Best ANZ LitLovers Fiction Books of 2016
- Hill of Grace by Stephen Orr
- Salt Creek by Lucy Treloar
- One by Patrick Holland
- The Book of Fame by Lloyd Jones
- A Most Peculiar Act by Marie Munkara
- An Isolated Incident by Emily Maguire
- The Floating Garden by Emma Ashmere
- The World Repair Video Game by David Ireland
Best ANZ LitLovers Non Fiction Books of 2016 (You can see that books about journalism and politics mattered in a Federal Election year).
- Real Modern, Everyday New Zealand in the 1950s and 1960s, by Bronwyn Labrum
- Sister, Sister by Anna Blay
- Talking to My Country by Stan Grant
- Journey to Horseshoe Bend by T.G.H. Strehlow
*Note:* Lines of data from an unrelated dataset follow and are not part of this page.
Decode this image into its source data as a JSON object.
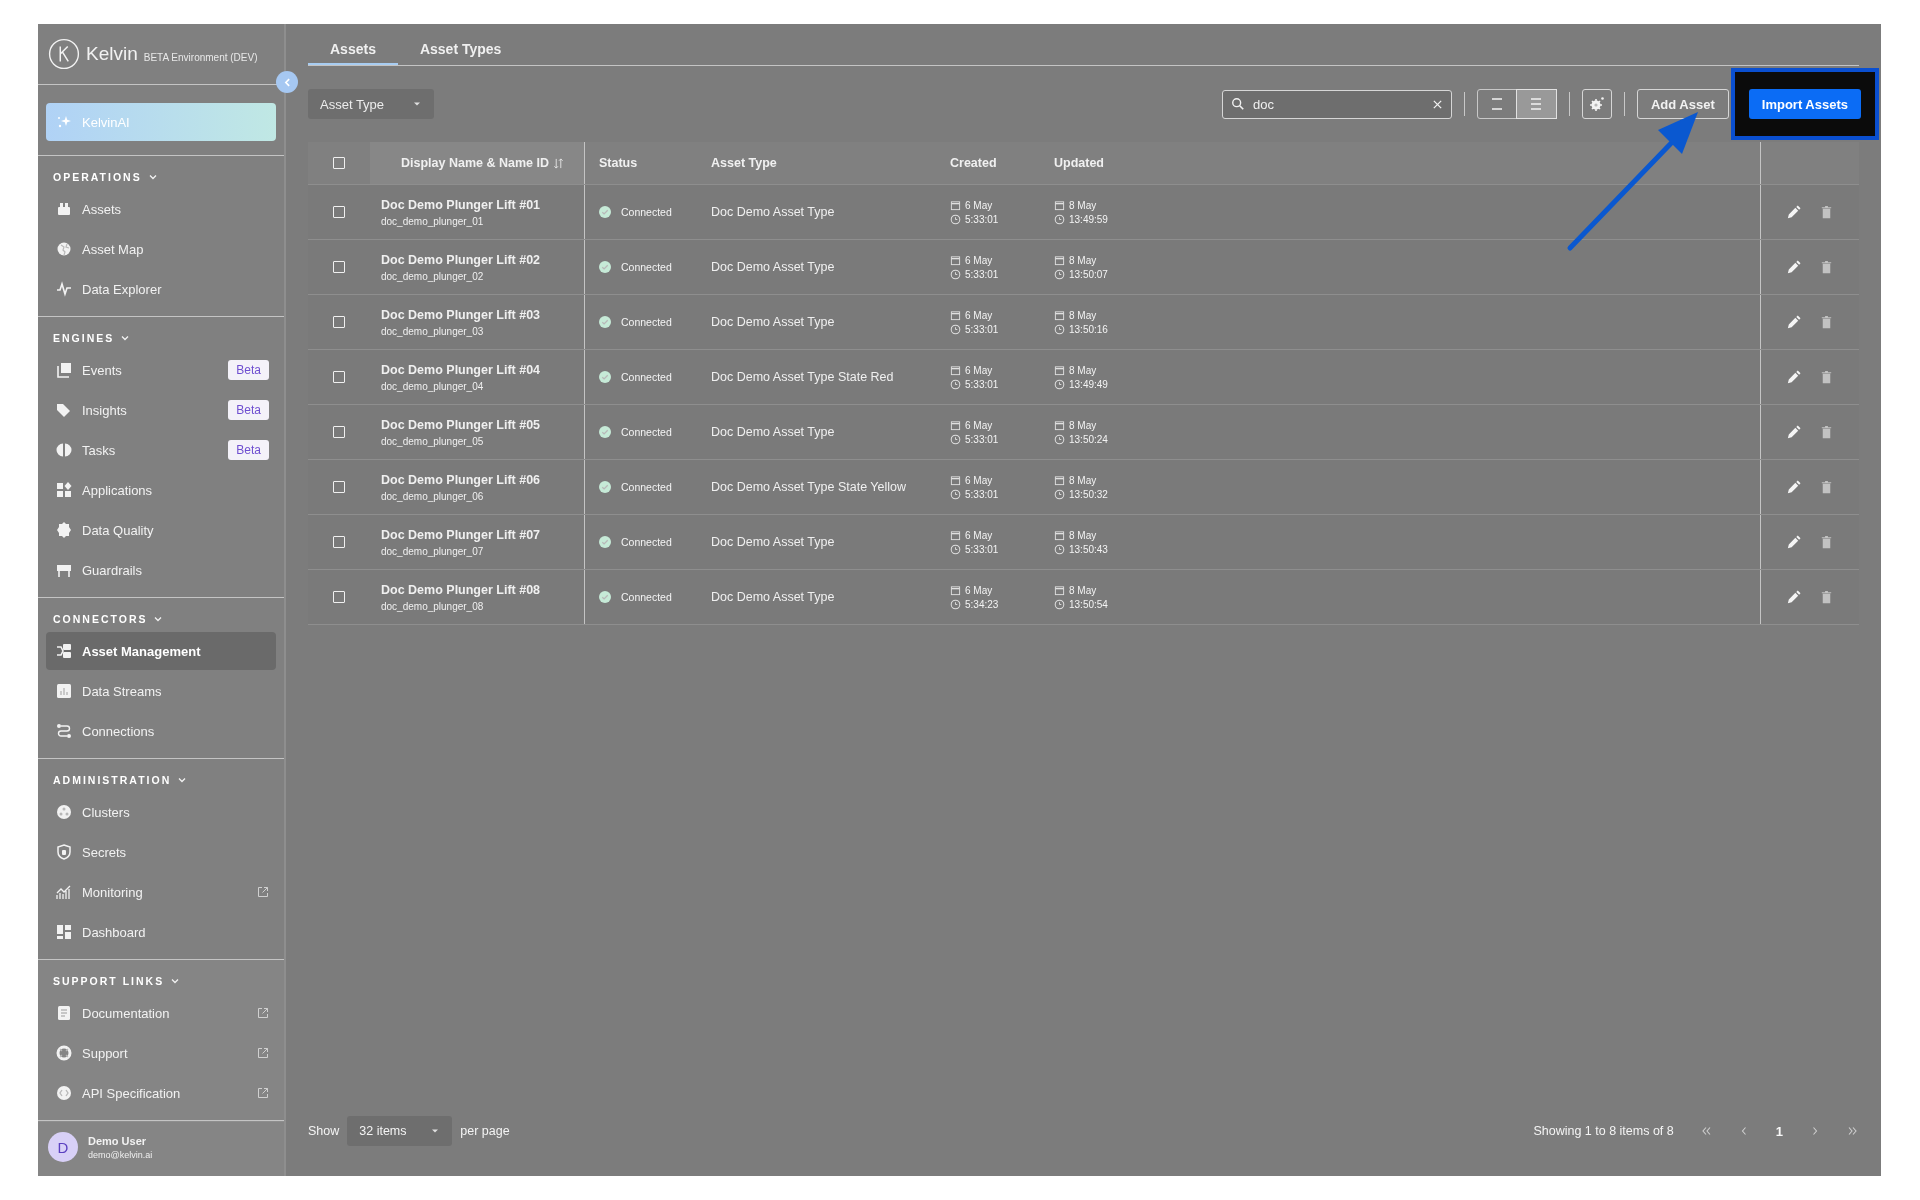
{
  "brand": {
    "name": "Kelvin",
    "environment": "BETA Environment (DEV)"
  },
  "assistant": {
    "label": "KelvinAI"
  },
  "sidebar": {
    "sections": [
      {
        "title": "OPERATIONS",
        "expanded": true,
        "items": [
          {
            "label": "Assets",
            "selected": false,
            "external": false
          },
          {
            "label": "Asset Map",
            "selected": false,
            "external": false
          },
          {
            "label": "Data Explorer",
            "selected": false,
            "external": false
          }
        ]
      },
      {
        "title": "ENGINES",
        "expanded": true,
        "items": [
          {
            "label": "Events",
            "selected": false,
            "external": false,
            "badge": "Beta"
          },
          {
            "label": "Insights",
            "selected": false,
            "external": false,
            "badge": "Beta"
          },
          {
            "label": "Tasks",
            "selected": false,
            "external": false,
            "badge": "Beta"
          },
          {
            "label": "Applications",
            "selected": false,
            "external": false
          },
          {
            "label": "Data Quality",
            "selected": false,
            "external": false
          },
          {
            "label": "Guardrails",
            "selected": false,
            "external": false
          }
        ]
      },
      {
        "title": "CONNECTORS",
        "expanded": true,
        "items": [
          {
            "label": "Asset Management",
            "selected": true,
            "external": false
          },
          {
            "label": "Data Streams",
            "selected": false,
            "external": false
          },
          {
            "label": "Connections",
            "selected": false,
            "external": false
          }
        ]
      },
      {
        "title": "ADMINISTRATION",
        "expanded": true,
        "items": [
          {
            "label": "Clusters",
            "selected": false,
            "external": false
          },
          {
            "label": "Secrets",
            "selected": false,
            "external": false
          },
          {
            "label": "Monitoring",
            "selected": false,
            "external": true
          },
          {
            "label": "Dashboard",
            "selected": false,
            "external": false
          }
        ]
      },
      {
        "title": "SUPPORT LINKS",
        "expanded": true,
        "items": [
          {
            "label": "Documentation",
            "selected": false,
            "external": true
          },
          {
            "label": "Support",
            "selected": false,
            "external": true
          },
          {
            "label": "API Specification",
            "selected": false,
            "external": true
          }
        ]
      }
    ]
  },
  "user": {
    "initial": "D",
    "name": "Demo User",
    "email": "demo@kelvin.ai"
  },
  "tabs": [
    {
      "label": "Assets",
      "selected": true
    },
    {
      "label": "Asset Types",
      "selected": false
    }
  ],
  "filter": {
    "placeholder": "Asset Type"
  },
  "search": {
    "value": "doc"
  },
  "view_toggle": [
    {
      "selected": false
    },
    {
      "selected": true
    }
  ],
  "buttons": [
    {
      "label": "Add Asset",
      "kind": "secondary",
      "highlighted": false
    },
    {
      "label": "Import Assets",
      "kind": "primary",
      "highlighted": true
    }
  ],
  "callout_arrow": true,
  "table": {
    "select_all": {
      "checked": false
    },
    "columns": [
      {
        "label": "Display Name & Name ID",
        "sortable": true
      },
      {
        "label": "Status"
      },
      {
        "label": "Asset Type"
      },
      {
        "label": "Created"
      },
      {
        "label": "Updated"
      }
    ],
    "rows": [
      {
        "checked": false,
        "name": "Doc Demo Plunger Lift #01",
        "name_id": "doc_demo_plunger_01",
        "status": "Connected",
        "asset_type": "Doc Demo Asset Type",
        "created_date": "6 May",
        "created_time": "5:33:01",
        "updated_date": "8 May",
        "updated_time": "13:49:59",
        "delete_disabled": true
      },
      {
        "checked": false,
        "name": "Doc Demo Plunger Lift #02",
        "name_id": "doc_demo_plunger_02",
        "status": "Connected",
        "asset_type": "Doc Demo Asset Type",
        "created_date": "6 May",
        "created_time": "5:33:01",
        "updated_date": "8 May",
        "updated_time": "13:50:07",
        "delete_disabled": true
      },
      {
        "checked": false,
        "name": "Doc Demo Plunger Lift #03",
        "name_id": "doc_demo_plunger_03",
        "status": "Connected",
        "asset_type": "Doc Demo Asset Type",
        "created_date": "6 May",
        "created_time": "5:33:01",
        "updated_date": "8 May",
        "updated_time": "13:50:16",
        "delete_disabled": true
      },
      {
        "checked": false,
        "name": "Doc Demo Plunger Lift #04",
        "name_id": "doc_demo_plunger_04",
        "status": "Connected",
        "asset_type": "Doc Demo Asset Type State Red",
        "created_date": "6 May",
        "created_time": "5:33:01",
        "updated_date": "8 May",
        "updated_time": "13:49:49",
        "delete_disabled": true
      },
      {
        "checked": false,
        "name": "Doc Demo Plunger Lift #05",
        "name_id": "doc_demo_plunger_05",
        "status": "Connected",
        "asset_type": "Doc Demo Asset Type",
        "created_date": "6 May",
        "created_time": "5:33:01",
        "updated_date": "8 May",
        "updated_time": "13:50:24",
        "delete_disabled": true
      },
      {
        "checked": false,
        "name": "Doc Demo Plunger Lift #06",
        "name_id": "doc_demo_plunger_06",
        "status": "Connected",
        "asset_type": "Doc Demo Asset Type State Yellow",
        "created_date": "6 May",
        "created_time": "5:33:01",
        "updated_date": "8 May",
        "updated_time": "13:50:32",
        "delete_disabled": true
      },
      {
        "checked": false,
        "name": "Doc Demo Plunger Lift #07",
        "name_id": "doc_demo_plunger_07",
        "status": "Connected",
        "asset_type": "Doc Demo Asset Type",
        "created_date": "6 May",
        "created_time": "5:33:01",
        "updated_date": "8 May",
        "updated_time": "13:50:43",
        "delete_disabled": true
      },
      {
        "checked": false,
        "name": "Doc Demo Plunger Lift #08",
        "name_id": "doc_demo_plunger_08",
        "status": "Connected",
        "asset_type": "Doc Demo Asset Type",
        "created_date": "6 May",
        "created_time": "5:34:23",
        "updated_date": "8 May",
        "updated_time": "13:50:54",
        "delete_disabled": true
      }
    ]
  },
  "footer": {
    "show_label": "Show",
    "page_size": "32 items",
    "per_page_label": "per page",
    "summary": "Showing 1 to 8 items of 8",
    "pages": [
      {
        "label": "1",
        "selected": true
      }
    ]
  }
}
- Journalism at the Crossroads by Margaret Simons
- The Art of Reading by Damon Young
- The Media and the Massacre by Sonya Voumard
- How to Vote Progressive in Australia, Labor or Green, by Dennis Altman
- Firing Line: Australia’s Path to War (Quarterly Essay #62) by James Brown
- Finding Eliza, Power and Colonial Storytelling by Larissa Behrendt
- Living with the Locals, Early Europeans Experience of Indigenous Life by John Maynard and Victoria Haskins
- The Australian Dream: Blood, History and Becoming (Quarterly Essay #64) by Stan Grant
The ANZ LitLovers Book of the Year is
Just nudging out The World Repair Video Game and Stan Grant’s books, the ANZ LitLovers Best Book of the Year is Emily Maguire’s An Isolated Incident. Next time you see the media interviewing locals after yet another woman has been murdered by someone who’s supposed to love her, and you hear the words I never thought that something like this could happen here [in my quiet safe community] just remember the ironic title of this book. Murder of women is not an isolated incident, it happens every day in Australia in a suburb or town near you. In this powerful novel, the cops know exactly who has murdered a local woman because they know her murder was inevitable because they know her violent husband. And still it happened.
If you haven’t read it, go get a copy!
Over to you
Your thoughts on my choices? What was your best book of the year?